Citation: Foschi M, Vacchiano V, Avoni P, Incensi A, Battaglia S, Donadio V, Panzeri E, Bassi MT, Liguori R and Rizzo G (2019) Broadening the Spectrum of Adulthood X-Linked Adrenoleukodystrophy: A Report of Two Atypical Cases. Front. Neurol. 10:70. doi: 10.3389/fneur.2019.00070
Received: 14 October 2018; Accepted: 18 January 2019;
Published: 06 February 2019.
Edited by:Ignacio Mata, Cleveland Clinic, United States
Reviewed by:Oswaldo Lorenzo-Betancor, University of Washington, United States
Mario Reynaldo Cornejo-Olivas, Instituto Nacional de Ciencias Neurológicas, Peru
Copyright © 2019 Foschi, Vacchiano, Avoni, Incensi, Battaglia, Donadio, Panzeri, Bassi, Liguori and Rizzo. This is an open-access article distributed under the terms of the Creative Commons Attribution License (CC BY). The use, distribution or reproduction in other forums is permitted, provided the original author(s) and the copyright owner(s) are credited and that the original publication in this journal is cited, in accordance with accepted academic practice. No use, distribution or reproduction is permitted which does not comply with these terms.

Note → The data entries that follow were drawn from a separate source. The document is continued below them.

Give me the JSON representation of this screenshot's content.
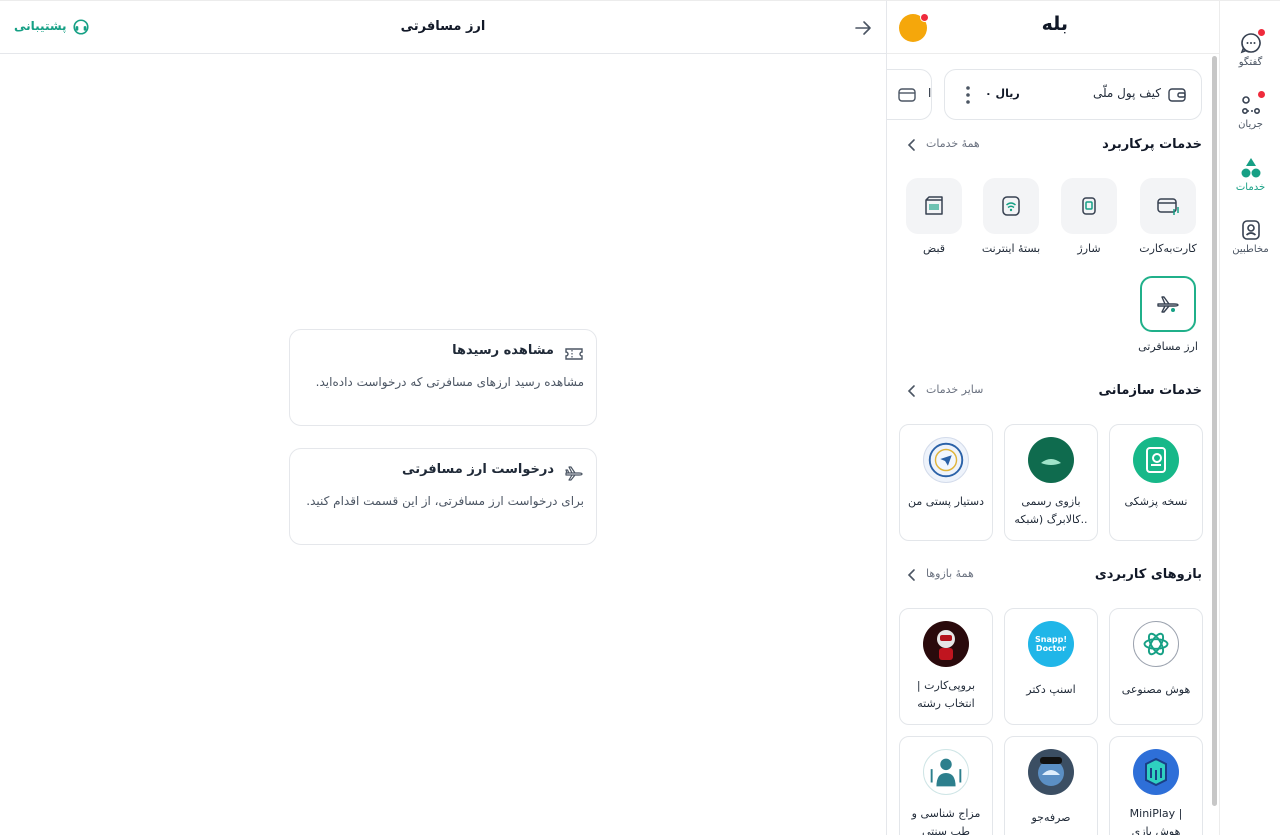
{
  "app": {
    "title": "بله"
  },
  "rail": {
    "items": [
      {
        "label": "گفتگو",
        "icon": "chat-icon",
        "badge": true
      },
      {
        "label": "جریان",
        "icon": "flow-icon",
        "badge": true
      },
      {
        "label": "خدمات",
        "icon": "services-icon",
        "active": true
      },
      {
        "label": "مخاطبین",
        "icon": "contacts-icon"
      }
    ]
  },
  "wallet": {
    "name": "کیف پول ملّی",
    "balance": "۰ ریال",
    "partial_card": "ا"
  },
  "frequent_services": {
    "title": "خدمات پرکاربرد",
    "link": "همهٔ خدمات",
    "items": [
      {
        "label": "کارت‌به‌کارت",
        "icon": "card-transfer-icon"
      },
      {
        "label": "شارژ",
        "icon": "sim-charge-icon"
      },
      {
        "label": "بستهٔ اینترنت",
        "icon": "wifi-icon"
      },
      {
        "label": "قبض",
        "icon": "bill-icon"
      },
      {
        "label": "ارز مسافرتی",
        "icon": "airplane-icon",
        "selected": true
      }
    ]
  },
  "org_services": {
    "title": "خدمات سازمانی",
    "link": "سایر خدمات",
    "items": [
      {
        "label": "نسخه پزشکی",
        "icon": "prescription-icon"
      },
      {
        "label": "بازوی رسمی کالابرگ (شبکه..",
        "icon": "kalabarg-logo"
      },
      {
        "label": "دستیار پستی من",
        "icon": "post-logo"
      }
    ]
  },
  "bots": {
    "title": "بازوهای کاربردی",
    "link": "همهٔ بازوها",
    "items": [
      {
        "label": "هوش مصنوعی",
        "icon": "ai-logo"
      },
      {
        "label": "اسنپ دکتر",
        "icon": "snapp-doctor-logo",
        "logo_text": "Snapp! Doctor"
      },
      {
        "label": "بروپی‌کارت | انتخاب رشته",
        "icon": "robot-logo"
      },
      {
        "label": "MiniPlay | هوش بازی",
        "icon": "miniplay-logo"
      },
      {
        "label": "صرفه‌جو",
        "icon": "sarfejoo-logo"
      },
      {
        "label": "مزاج شناسی و طب سنتی",
        "icon": "mezaj-logo"
      }
    ]
  },
  "main": {
    "title": "ارز مسافرتی",
    "support": "پشتیبانی",
    "options": [
      {
        "title": "مشاهده رسیدها",
        "desc": "مشاهده رسید ارزهای مسافرتی که درخواست داده‌اید.",
        "icon": "ticket-icon"
      },
      {
        "title": "درخواست ارز مسافرتی",
        "desc": "برای درخواست ارز مسافرتی، از این قسمت اقدام کنید.",
        "icon": "airplane-icon"
      }
    ]
  },
  "colors": {
    "accent": "#16a085",
    "badge": "#ef2b3c",
    "avatar": "#f5a70b"
  }
}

*Correspondence: Giovanni Rizzo, email@example.com
†These authors have contributed equally to this work